Voters will decide in June if the county will continue to participate in the program.
Cale Neshem says he gets a good look at cloud seeding planes flying around from his farm in Berthold.
“A lot of the times they fly just west of Berthold. You know you see their twin rotor planes come through here all the time. They're a medium sized aircraft. I'd say they're very noticeable,” said Cale Neshem.
Neshem says he's skeptical of the results of the weather mod program and showed me how he tracks when the planes go up.
Planes will fly through clouds that are good candidates to seed, and spray silver-iodide with the goal of enhancing rainfall and suppressing hail.
But not all clouds are good candidates.
“They don't necessarily seed all the clouds that they fly up next too or underneath. They only pick the ones they think would have the best chance at success,” said UND Atmospheric Sciences Department Chair, Michael Poellot.
Poellot says that cloud seeding shouldn't impact where it rains, only how much.
“They're actually trying to increase the amount from an individual cloud.
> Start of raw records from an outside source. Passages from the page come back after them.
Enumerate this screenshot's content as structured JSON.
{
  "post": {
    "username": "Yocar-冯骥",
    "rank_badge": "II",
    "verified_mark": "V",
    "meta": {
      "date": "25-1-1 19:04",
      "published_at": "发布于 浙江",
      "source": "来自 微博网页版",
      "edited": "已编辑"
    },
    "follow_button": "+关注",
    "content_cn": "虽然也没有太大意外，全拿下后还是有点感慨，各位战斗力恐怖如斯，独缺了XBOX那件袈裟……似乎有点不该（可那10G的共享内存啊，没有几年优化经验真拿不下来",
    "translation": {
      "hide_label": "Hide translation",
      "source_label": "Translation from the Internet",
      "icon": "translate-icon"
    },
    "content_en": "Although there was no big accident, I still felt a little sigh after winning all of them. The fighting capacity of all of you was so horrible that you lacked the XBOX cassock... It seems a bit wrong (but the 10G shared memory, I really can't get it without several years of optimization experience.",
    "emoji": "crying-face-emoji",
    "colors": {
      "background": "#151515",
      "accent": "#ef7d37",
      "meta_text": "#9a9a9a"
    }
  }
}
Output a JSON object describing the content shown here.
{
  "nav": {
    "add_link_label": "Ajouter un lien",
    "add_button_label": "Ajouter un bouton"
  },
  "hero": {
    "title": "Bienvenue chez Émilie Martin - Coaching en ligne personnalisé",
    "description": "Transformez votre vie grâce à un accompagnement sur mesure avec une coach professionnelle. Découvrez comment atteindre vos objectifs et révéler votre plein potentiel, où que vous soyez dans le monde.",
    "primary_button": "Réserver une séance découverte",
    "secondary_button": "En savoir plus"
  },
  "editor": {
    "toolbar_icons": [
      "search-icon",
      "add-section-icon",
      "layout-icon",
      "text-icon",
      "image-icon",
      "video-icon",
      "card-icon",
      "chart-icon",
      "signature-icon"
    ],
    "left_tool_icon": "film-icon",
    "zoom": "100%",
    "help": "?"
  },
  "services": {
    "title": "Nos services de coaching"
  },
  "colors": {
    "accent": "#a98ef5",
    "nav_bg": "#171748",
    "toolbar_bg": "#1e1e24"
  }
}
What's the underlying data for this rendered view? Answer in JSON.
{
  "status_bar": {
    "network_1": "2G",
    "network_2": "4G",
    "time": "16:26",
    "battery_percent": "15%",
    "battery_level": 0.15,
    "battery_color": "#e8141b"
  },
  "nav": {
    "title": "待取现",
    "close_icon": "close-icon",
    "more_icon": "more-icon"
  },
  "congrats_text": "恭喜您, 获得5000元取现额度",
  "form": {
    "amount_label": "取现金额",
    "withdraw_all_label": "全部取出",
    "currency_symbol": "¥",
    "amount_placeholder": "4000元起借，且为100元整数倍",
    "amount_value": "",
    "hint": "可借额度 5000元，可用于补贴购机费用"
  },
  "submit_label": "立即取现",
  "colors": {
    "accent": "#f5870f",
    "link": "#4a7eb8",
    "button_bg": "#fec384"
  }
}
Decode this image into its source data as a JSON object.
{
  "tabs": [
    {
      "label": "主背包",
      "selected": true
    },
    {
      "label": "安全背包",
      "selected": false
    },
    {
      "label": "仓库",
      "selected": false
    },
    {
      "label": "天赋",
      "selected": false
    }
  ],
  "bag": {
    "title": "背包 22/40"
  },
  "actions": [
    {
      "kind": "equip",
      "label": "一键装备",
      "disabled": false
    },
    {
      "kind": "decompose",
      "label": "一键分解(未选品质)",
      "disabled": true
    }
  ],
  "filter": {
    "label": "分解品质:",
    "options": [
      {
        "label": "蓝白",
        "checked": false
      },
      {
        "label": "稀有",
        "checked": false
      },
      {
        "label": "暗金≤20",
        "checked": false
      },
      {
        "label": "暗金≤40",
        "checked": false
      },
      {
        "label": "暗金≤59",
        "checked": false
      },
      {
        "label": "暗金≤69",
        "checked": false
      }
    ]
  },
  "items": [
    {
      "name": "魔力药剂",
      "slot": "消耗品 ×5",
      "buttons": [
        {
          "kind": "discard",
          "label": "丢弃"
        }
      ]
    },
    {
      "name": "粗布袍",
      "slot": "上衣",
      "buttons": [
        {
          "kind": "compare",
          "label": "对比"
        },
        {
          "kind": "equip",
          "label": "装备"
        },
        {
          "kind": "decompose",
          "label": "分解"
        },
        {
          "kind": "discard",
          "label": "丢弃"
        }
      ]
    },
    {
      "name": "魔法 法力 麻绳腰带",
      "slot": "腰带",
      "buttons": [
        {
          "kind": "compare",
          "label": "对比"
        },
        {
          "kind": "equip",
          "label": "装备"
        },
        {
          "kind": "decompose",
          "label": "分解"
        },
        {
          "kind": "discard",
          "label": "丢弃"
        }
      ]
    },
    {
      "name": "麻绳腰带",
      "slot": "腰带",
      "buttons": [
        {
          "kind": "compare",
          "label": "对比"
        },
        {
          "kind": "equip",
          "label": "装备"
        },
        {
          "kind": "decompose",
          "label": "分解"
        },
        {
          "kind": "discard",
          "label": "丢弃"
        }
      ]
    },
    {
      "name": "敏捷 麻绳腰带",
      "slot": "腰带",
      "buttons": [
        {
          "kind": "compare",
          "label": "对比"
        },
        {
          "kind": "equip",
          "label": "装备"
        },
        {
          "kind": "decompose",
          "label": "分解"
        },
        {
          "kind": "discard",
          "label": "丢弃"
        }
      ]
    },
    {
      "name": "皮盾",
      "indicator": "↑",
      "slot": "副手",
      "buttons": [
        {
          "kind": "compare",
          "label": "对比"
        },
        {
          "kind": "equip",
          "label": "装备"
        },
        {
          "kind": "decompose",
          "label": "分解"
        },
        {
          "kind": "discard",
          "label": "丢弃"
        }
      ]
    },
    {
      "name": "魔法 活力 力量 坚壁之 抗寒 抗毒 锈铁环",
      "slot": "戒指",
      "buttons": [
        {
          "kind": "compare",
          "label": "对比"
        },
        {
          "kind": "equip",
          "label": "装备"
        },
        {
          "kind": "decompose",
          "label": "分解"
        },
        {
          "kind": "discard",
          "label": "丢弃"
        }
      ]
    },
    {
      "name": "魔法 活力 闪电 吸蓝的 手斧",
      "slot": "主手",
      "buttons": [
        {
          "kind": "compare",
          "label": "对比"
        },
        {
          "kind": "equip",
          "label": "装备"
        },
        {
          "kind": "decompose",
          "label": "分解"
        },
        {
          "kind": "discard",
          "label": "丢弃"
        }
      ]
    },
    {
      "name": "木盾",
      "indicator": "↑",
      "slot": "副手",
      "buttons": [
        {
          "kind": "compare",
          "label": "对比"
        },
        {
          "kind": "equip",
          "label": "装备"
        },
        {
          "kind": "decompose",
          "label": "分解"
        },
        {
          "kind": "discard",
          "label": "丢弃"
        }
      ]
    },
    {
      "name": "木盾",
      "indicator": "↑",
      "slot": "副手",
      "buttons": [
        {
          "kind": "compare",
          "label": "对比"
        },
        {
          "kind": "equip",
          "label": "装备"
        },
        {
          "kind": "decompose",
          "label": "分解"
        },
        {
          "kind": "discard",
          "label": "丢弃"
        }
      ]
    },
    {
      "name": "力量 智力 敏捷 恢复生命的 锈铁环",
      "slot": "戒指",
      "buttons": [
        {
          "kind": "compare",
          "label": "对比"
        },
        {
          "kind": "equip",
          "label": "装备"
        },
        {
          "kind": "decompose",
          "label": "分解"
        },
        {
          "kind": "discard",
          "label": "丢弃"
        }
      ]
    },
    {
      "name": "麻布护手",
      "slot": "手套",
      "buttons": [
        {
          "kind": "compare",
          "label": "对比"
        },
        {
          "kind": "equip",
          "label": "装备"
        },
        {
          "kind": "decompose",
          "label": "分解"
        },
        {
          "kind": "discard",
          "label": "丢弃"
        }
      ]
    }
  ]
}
Not take it away or have it fall somewhere and not fall somewhere else,” said Poellot.
Neshem says he hopes people will take it upon themselves to learn ahead of the June vote.
“I hope they go and do their own research and inform themselves to gather their own idea from that,” said Neshem.
Using the voting booth, to voice their opinion.
Follow this link to see the Stanley seed tracking radar: http://www.swc.nd.gov/arb/loop.phtml?radar=stanley